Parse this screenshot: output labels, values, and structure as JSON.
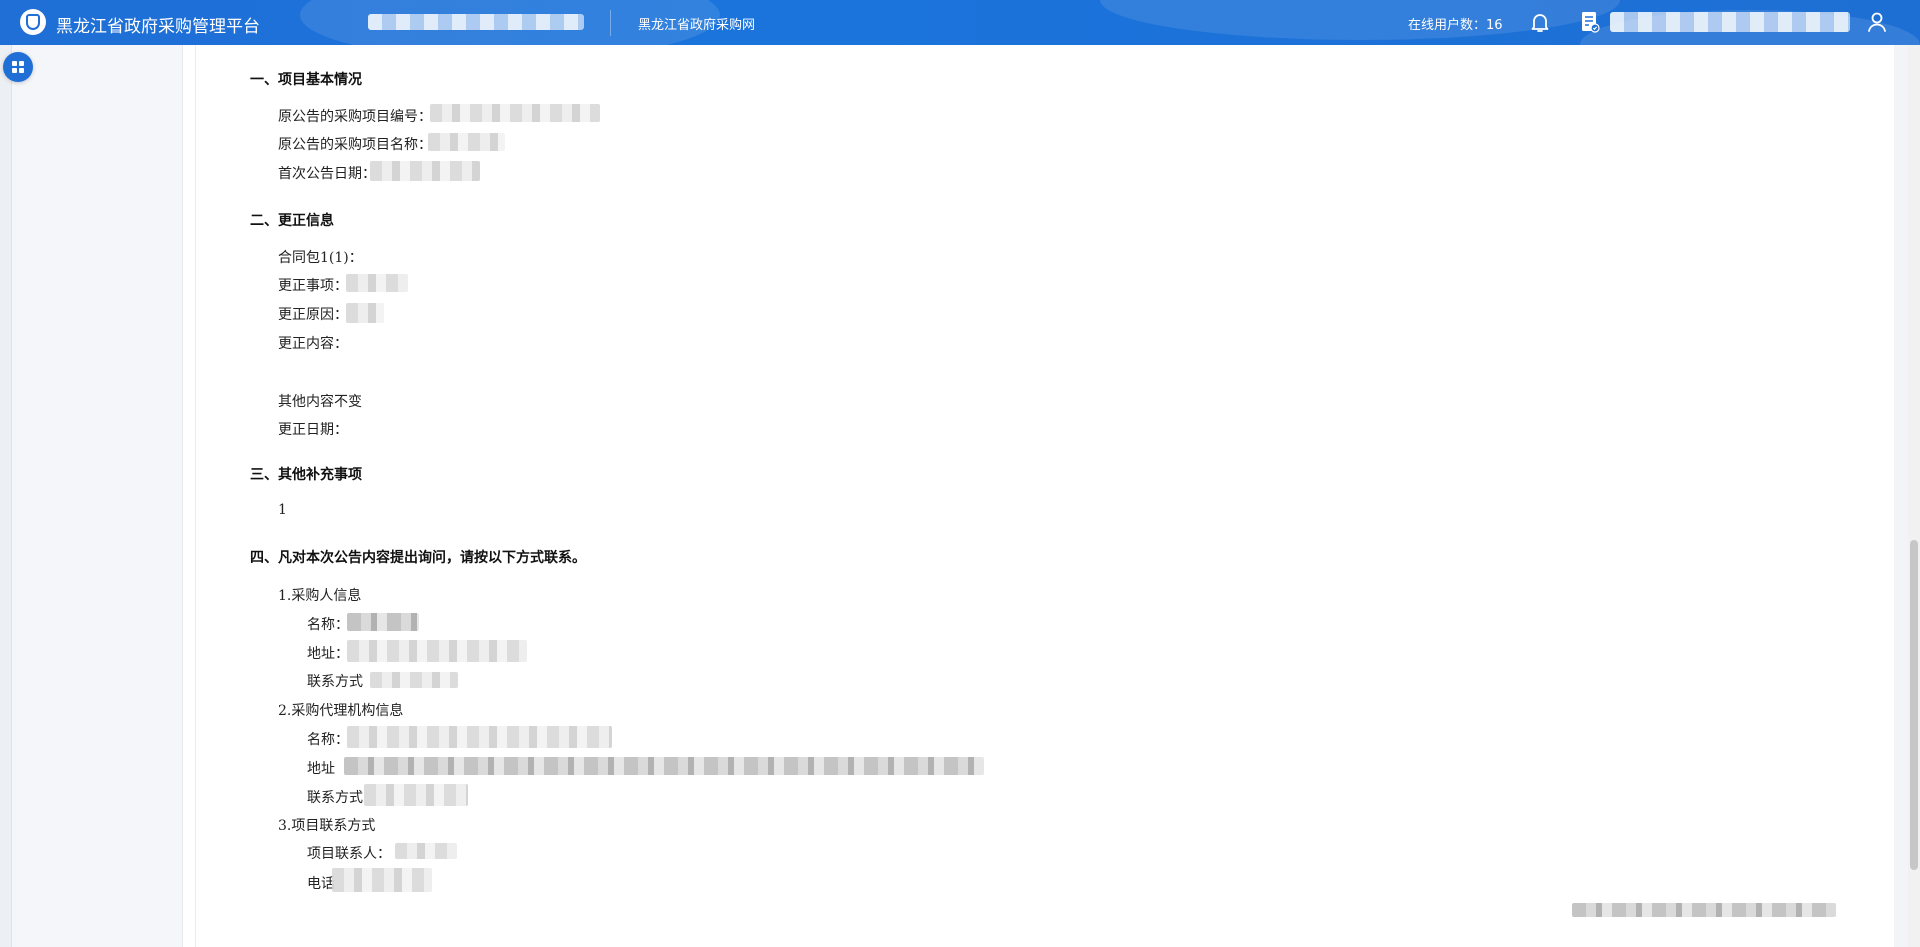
{
  "header": {
    "app_title": "黑龙江省政府采购管理平台",
    "link": "黑龙江省政府采购网",
    "online_users": "在线用户数：16"
  },
  "sections": {
    "s1": {
      "title": "一、项目基本情况",
      "orig_no_label": "原公告的采购项目编号：",
      "orig_name_label": "原公告的采购项目名称：",
      "first_date_label": "首次公告日期："
    },
    "s2": {
      "title": "二、更正信息",
      "package": "合同包1(1)：",
      "item": "更正事项：",
      "reason": "更正原因：",
      "content": "更正内容：",
      "unchanged": "其他内容不变",
      "date": "更正日期："
    },
    "s3": {
      "title": "三、其他补充事项",
      "value": "1"
    },
    "s4": {
      "title": "四、凡对本次公告内容提出询问，请按以下方式联系。",
      "buyer": "1.采购人信息",
      "buyer_name": "名称：",
      "buyer_address": "地址：",
      "buyer_contact": "联系方式",
      "agency": "2.采购代理机构信息",
      "agency_name": "名称：",
      "agency_address": "地址",
      "agency_contact": "联系方式",
      "project": "3.项目联系方式",
      "project_contact": "项目联系人：",
      "phone": "电话"
    }
  },
  "icons": [
    "shield-logo-icon",
    "bell-icon",
    "document-check-icon",
    "user-icon",
    "grid-menu-icon"
  ],
  "colors": {
    "header": "#1f6fd6",
    "accent": "#1f6fd6"
  }
}
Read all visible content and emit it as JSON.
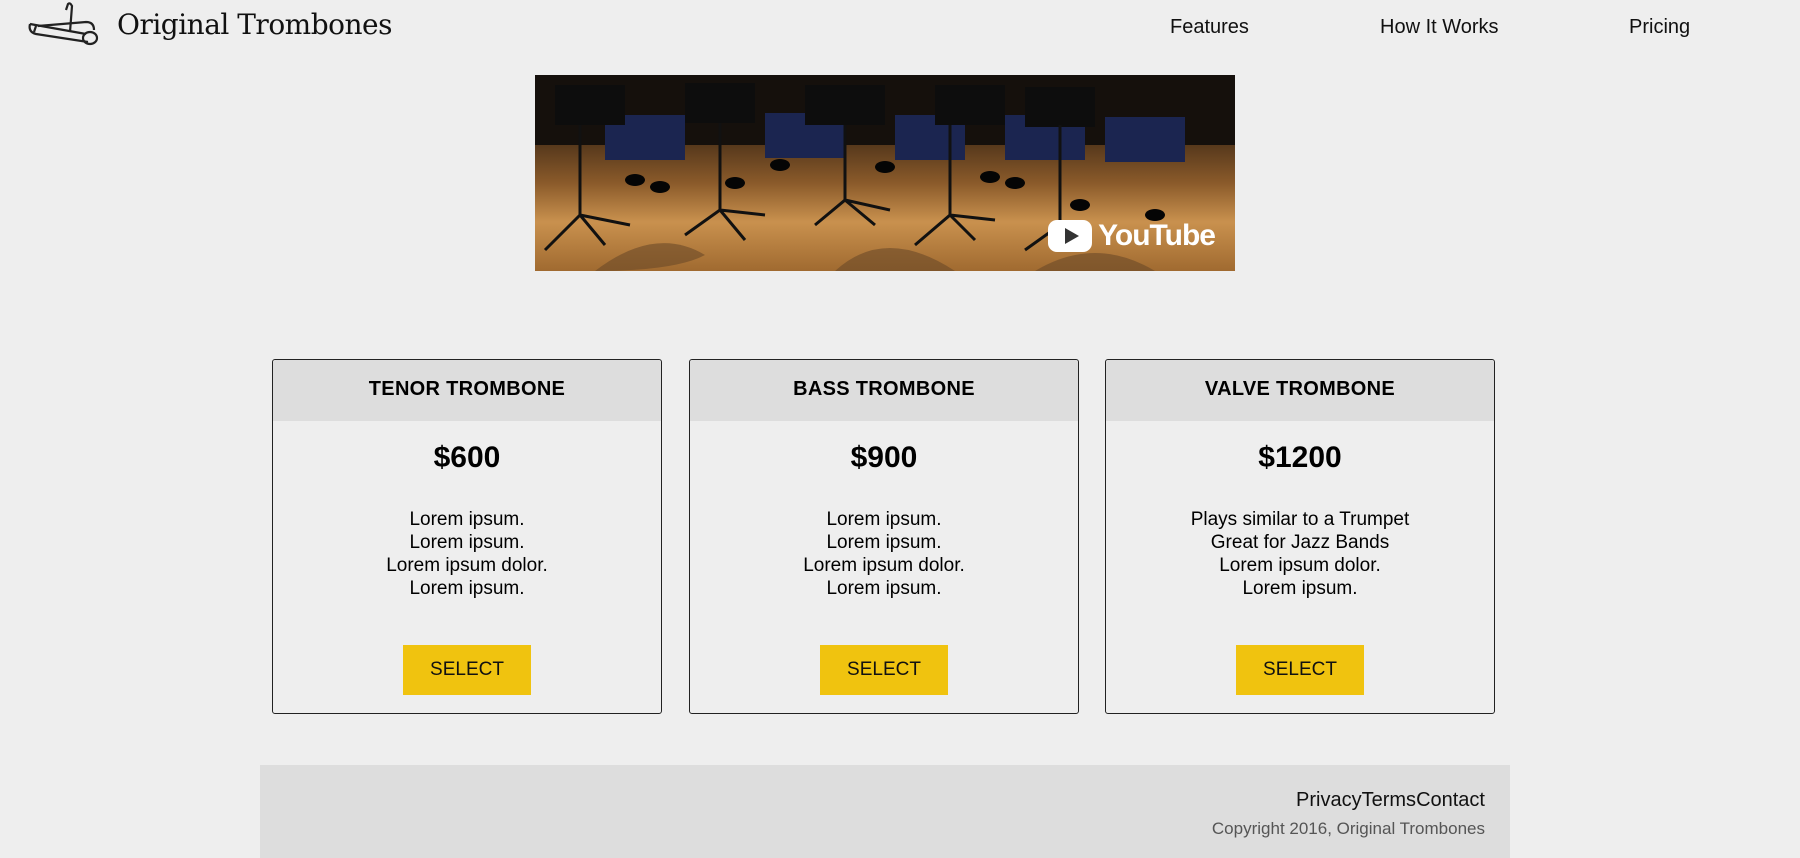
{
  "header": {
    "brand": "Original Trombones",
    "logo_icon": "trombone-icon",
    "nav": [
      "Features",
      "How It Works",
      "Pricing"
    ]
  },
  "video": {
    "provider_label": "YouTube",
    "icon": "youtube-play-icon"
  },
  "pricing": [
    {
      "title": "TENOR TROMBONE",
      "price": "$600",
      "features": [
        "Lorem ipsum.",
        "Lorem ipsum.",
        "Lorem ipsum dolor.",
        "Lorem ipsum."
      ],
      "button": "SELECT"
    },
    {
      "title": "BASS TROMBONE",
      "price": "$900",
      "features": [
        "Lorem ipsum.",
        "Lorem ipsum.",
        "Lorem ipsum dolor.",
        "Lorem ipsum."
      ],
      "button": "SELECT"
    },
    {
      "title": "VALVE TROMBONE",
      "price": "$1200",
      "features": [
        "Plays similar to a Trumpet",
        "Great for Jazz Bands",
        "Lorem ipsum dolor.",
        "Lorem ipsum."
      ],
      "button": "SELECT"
    }
  ],
  "footer": {
    "links": [
      "Privacy",
      "Terms",
      "Contact"
    ],
    "copyright": "Copyright 2016, Original Trombones"
  },
  "colors": {
    "background": "#eeeeee",
    "card_header": "#dddddd",
    "button": "#f0c30f",
    "footer": "#dddddd"
  }
}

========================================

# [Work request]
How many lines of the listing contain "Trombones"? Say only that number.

# [Output below]
2